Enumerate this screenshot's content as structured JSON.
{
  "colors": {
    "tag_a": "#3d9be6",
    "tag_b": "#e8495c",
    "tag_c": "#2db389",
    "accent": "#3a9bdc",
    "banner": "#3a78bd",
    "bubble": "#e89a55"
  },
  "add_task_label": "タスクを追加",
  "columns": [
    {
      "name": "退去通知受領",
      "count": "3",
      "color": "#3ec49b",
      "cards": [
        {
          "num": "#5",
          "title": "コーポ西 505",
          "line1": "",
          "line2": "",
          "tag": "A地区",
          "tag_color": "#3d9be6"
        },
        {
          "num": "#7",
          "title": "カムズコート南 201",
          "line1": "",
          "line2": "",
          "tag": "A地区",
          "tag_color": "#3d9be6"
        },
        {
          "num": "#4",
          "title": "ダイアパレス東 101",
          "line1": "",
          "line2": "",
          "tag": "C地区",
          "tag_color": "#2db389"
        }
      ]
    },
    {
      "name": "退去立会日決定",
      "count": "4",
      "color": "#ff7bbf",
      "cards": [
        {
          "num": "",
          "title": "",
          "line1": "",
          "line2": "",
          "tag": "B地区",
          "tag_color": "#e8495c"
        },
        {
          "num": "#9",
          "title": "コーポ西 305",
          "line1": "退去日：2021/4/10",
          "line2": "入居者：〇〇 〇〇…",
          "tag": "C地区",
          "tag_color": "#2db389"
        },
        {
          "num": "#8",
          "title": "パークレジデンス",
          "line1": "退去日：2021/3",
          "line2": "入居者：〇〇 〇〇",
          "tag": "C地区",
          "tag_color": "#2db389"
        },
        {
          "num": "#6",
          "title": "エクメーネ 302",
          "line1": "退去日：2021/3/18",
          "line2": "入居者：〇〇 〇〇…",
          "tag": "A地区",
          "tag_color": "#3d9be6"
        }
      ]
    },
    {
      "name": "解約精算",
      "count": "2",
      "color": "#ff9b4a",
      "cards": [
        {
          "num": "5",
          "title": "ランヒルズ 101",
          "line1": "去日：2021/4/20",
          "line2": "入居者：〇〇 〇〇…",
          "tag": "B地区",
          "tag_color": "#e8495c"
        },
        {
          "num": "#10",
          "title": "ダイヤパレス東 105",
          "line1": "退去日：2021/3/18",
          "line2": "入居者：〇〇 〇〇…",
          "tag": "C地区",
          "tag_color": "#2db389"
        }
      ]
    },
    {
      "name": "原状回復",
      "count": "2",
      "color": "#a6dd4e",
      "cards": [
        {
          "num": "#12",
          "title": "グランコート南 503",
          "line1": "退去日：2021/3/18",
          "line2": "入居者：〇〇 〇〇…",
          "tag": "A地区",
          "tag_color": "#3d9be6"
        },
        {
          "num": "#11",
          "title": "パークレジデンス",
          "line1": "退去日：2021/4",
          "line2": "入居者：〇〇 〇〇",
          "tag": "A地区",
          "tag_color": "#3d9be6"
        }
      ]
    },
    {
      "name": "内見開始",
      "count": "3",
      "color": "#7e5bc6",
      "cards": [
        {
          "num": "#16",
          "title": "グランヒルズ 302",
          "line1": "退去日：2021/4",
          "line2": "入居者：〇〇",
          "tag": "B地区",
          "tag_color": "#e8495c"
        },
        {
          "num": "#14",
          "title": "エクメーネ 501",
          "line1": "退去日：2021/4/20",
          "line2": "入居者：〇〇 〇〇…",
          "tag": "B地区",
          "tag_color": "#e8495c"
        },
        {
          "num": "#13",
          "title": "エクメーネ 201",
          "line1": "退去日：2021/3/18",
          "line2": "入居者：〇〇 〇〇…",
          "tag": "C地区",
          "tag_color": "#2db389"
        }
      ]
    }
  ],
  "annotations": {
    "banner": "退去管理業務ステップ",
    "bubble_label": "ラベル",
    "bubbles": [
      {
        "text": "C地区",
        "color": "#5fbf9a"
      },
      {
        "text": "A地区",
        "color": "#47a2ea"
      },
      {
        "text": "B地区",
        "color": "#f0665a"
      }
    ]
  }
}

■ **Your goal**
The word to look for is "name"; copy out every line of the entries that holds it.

■ **Completed task**
      "name": "退去通知受領",
      "name": "退去立会日決定",
      "name": "解約精算",
      "name": "原状回復",
      "name": "内見開始",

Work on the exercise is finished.